There is growing academic, regulatory, and legislative interest in “dark patterns”—digital design practices that influence user behavior in ways that may not align with users’ interests. For instance, websites may present information in ways that influence user decisions, or use design elements that make it easier for users to engage in one behavior (e.g., purchasing the items in a shopping cart) than another (e.g., reviewing the items in that shopping cart). The general thrust of this interest is that dark patterns are problematic and require regulatory or legislative action.
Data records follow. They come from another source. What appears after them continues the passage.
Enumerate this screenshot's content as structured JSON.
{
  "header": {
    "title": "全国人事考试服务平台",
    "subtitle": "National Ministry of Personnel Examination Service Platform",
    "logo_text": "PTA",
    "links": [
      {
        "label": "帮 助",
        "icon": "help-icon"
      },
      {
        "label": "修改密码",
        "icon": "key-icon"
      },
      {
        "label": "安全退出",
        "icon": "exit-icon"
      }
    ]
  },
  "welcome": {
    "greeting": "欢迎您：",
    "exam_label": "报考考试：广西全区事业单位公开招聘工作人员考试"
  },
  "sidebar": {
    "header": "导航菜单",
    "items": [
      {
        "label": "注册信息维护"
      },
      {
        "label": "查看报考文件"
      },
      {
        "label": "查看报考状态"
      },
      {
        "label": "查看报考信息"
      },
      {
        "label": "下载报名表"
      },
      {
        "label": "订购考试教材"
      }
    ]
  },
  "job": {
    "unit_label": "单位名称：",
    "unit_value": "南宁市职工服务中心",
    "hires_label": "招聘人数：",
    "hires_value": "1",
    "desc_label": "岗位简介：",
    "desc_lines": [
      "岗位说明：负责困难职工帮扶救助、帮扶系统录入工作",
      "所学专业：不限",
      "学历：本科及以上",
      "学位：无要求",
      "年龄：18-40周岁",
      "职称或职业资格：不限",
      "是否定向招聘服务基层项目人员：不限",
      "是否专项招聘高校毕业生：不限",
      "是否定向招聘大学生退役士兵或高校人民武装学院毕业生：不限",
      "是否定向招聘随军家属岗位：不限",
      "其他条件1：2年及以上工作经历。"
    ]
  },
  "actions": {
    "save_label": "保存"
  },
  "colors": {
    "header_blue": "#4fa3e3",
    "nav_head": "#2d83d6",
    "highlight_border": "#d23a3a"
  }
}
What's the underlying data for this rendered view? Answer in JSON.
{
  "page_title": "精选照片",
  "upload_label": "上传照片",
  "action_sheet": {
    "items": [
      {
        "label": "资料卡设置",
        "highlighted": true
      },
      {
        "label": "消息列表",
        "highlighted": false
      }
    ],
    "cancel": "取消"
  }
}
While acknowledging that many concerns about dark patterns are legitimate, this Article discusses the more nuanced reality about “patterns,” that design is, simply, hard. All design influences user behavior, sometimes in positive ways, sometimes in negative, sometimes deliberately, sometimes not. This Article argues for a more cautionary approach to addressing the concerns of dark patterns. The most problematic uses of dark patterns almost certainly run afoul of existing consumer protection law. That authority––not new, broader rules—should be the first recourse to addressing these concerns. Beyond that, this is an area where the marketplace––including the design professionals working to improve User Interface and User Experience design practices––should be allowed to continue to develop, but with the understanding that Congress and regulators have a keen interest in ensuring that consumer interests are reflected in those practices.
Designing a Pattern, Darkly,
N.C. J.L. & Tech.
Available at: https://scholarship.law.unc.edu/ncjolt/vol22/iss1/3